In April 2016, Uber driver Corey Robinson got a fare from passenger Juan Carlos to drive from Philadelphia to the Bronx. The total trip was 100 miles, but Robinson could not keep his eyes on the road as he started to feel drowsy. In the name of safety, Robinson asked Carlos to take the wheel and complete the drive. Robinson was violently awakened around Binghamton, NY and discovered that Carlos was driving 86 MPH in a 65 MPH zone. Carlos temporarily evaded state troopers but crashed Robinson’s leased vehicle into a guardrail.
The chase and crash resulted in Carlos being arrested and the police classifying both men as having minor injuries. However, a year later, Robinson filed a civil lawsuit against Carlos and Uber claiming that his injuries were not only severe but disabling as well. The whole situation is bizarre and both Carlos and Robinson had their Uber accounts deactivated as a result of the incident. But the real question is, does Robinson’s personal injury lawsuit have merit?
Who Gets The Blame In An Uber Accident?
When you first read this story, you may wonder what kind of trouble Robinson will get in for allowing someone else to drive his car. Tickets and accidents follow a driver and not the vehicle, so Carlos will be the one getting in trouble for his actions and Carlos may even find that his personal auto insurance rates will go up as a result of his driving.
But the confusion settles in when you realize that Robinson was on an Uber run at the time of the accident, and it was a leased vehicle. In an Uber run, Robinson would be considered the person responsible for the actual driving. Also, if Juan Carlos is not listed as an additional driver on Robinson’s commercial insurance (which he is most likely not), then Robinson could find himself responsible for the damage done because he allowed an unauthorized driver to drive his vehicle.
If that is not confusing enough, then consider the fact that Robinson’s personal auto insurance was not in effect when he was on his Uber run. Personal auto insurance becomes no longer valid when the driver is using their vehicle for commercial purposes. Most insurance companies consider using a vehicle for Uber to be commercial purposes, and that presents a whole new list of issues for Robinson.
How Does Uber Insurance Work?
Despite the fact that Uber drivers are not Uber employees, the company has developed a $1 million liability policy to cover drivers when they are out on Uber trips. Most Uber drivers rely on this coverage to take over if something happens during a fare, but Uber always has the right to deny claims for any reason they see fit. The insurance is not necessarily binding since Uber drivers are not employees. To be completely covered, an Uber driver would need to pay for separate commercial auto insurance, which very few Uber drivers actually do.
Uber has a history of offering this coverage to drivers and then denying claims by saying that Uber drivers are not employees. If that happens, the driver may have no recourse if they had a passenger in the vehicle. If, by some stroke of luck, Robinson’s personal auto insurance company does agree to look at the case and possibly pay for damages, that could fall flat too when the company finds out that Carlos was not on a list of approved drivers for Robinson’s insurance.

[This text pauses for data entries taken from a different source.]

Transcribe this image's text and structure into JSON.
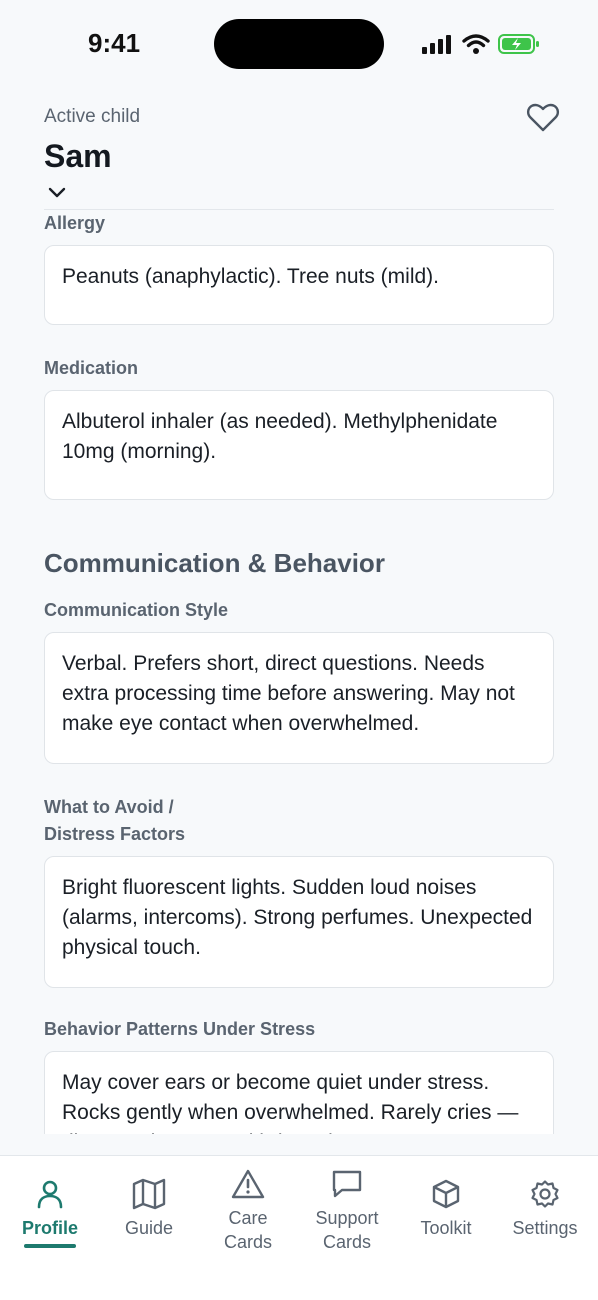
{
  "status": {
    "time": "9:41"
  },
  "header": {
    "active_label": "Active child",
    "child_name": "Sam"
  },
  "fields": {
    "allergy": {
      "label": "Allergy",
      "value": "Peanuts (anaphylactic). Tree nuts (mild)."
    },
    "medication": {
      "label": "Medication",
      "value": "Albuterol inhaler (as needed). Methylphenidate 10mg (morning)."
    }
  },
  "section": {
    "title": "Communication & Behavior"
  },
  "comm": {
    "style": {
      "label": "Communication Style",
      "value": "Verbal. Prefers short, direct questions. Needs extra processing time before answering. May not make eye contact when overwhelmed."
    },
    "avoid": {
      "label_line1": "What to Avoid /",
      "label_line2": "Distress Factors",
      "value": "Bright fluorescent lights. Sudden loud noises (alarms, intercoms). Strong perfumes. Unexpected physical touch."
    },
    "stress": {
      "label": "Behavior Patterns Under Stress",
      "value": "May cover ears or become quiet under stress. Rocks gently when overwhelmed. Rarely cries — distress shows as withdrawal."
    }
  },
  "tabs": {
    "profile": "Profile",
    "guide": "Guide",
    "care_1": "Care",
    "care_2": "Cards",
    "support_1": "Support",
    "support_2": "Cards",
    "toolkit": "Toolkit",
    "settings": "Settings"
  },
  "colors": {
    "accent": "#1d7a6e",
    "battery": "#3ec44a"
  }
}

Facing A Denied Claim
Since Uber has the option of denying any claims for accidents drivers may have, that would explain why Robinson is suing Uber as well as Carlos. But since Robinson was not acting as a responsible driver by being behind the wheel of his own vehicle, it is quite possible that a court may side with Uber in denying Robinson’s claim. Robinson may also run into issues when the police report stating that both men had only minor injuries, is compared to his personal injury lawsuit claim of disabling injuries due to the accident.
When it comes to cases of driver responsibility, an accident or ticket is always placed on the driver’s record and not on the insurance policy of the car. When drivers allow strangers to drive their cars, those drivers are usually forced to accept the consequences of their decisions. Corey Robinson may not be able to make an insurance claim for his accident, and the courts may deny his lawsuit. Hopefully, Robinson at least learns a valuable lesson to go along with his disabling injuries.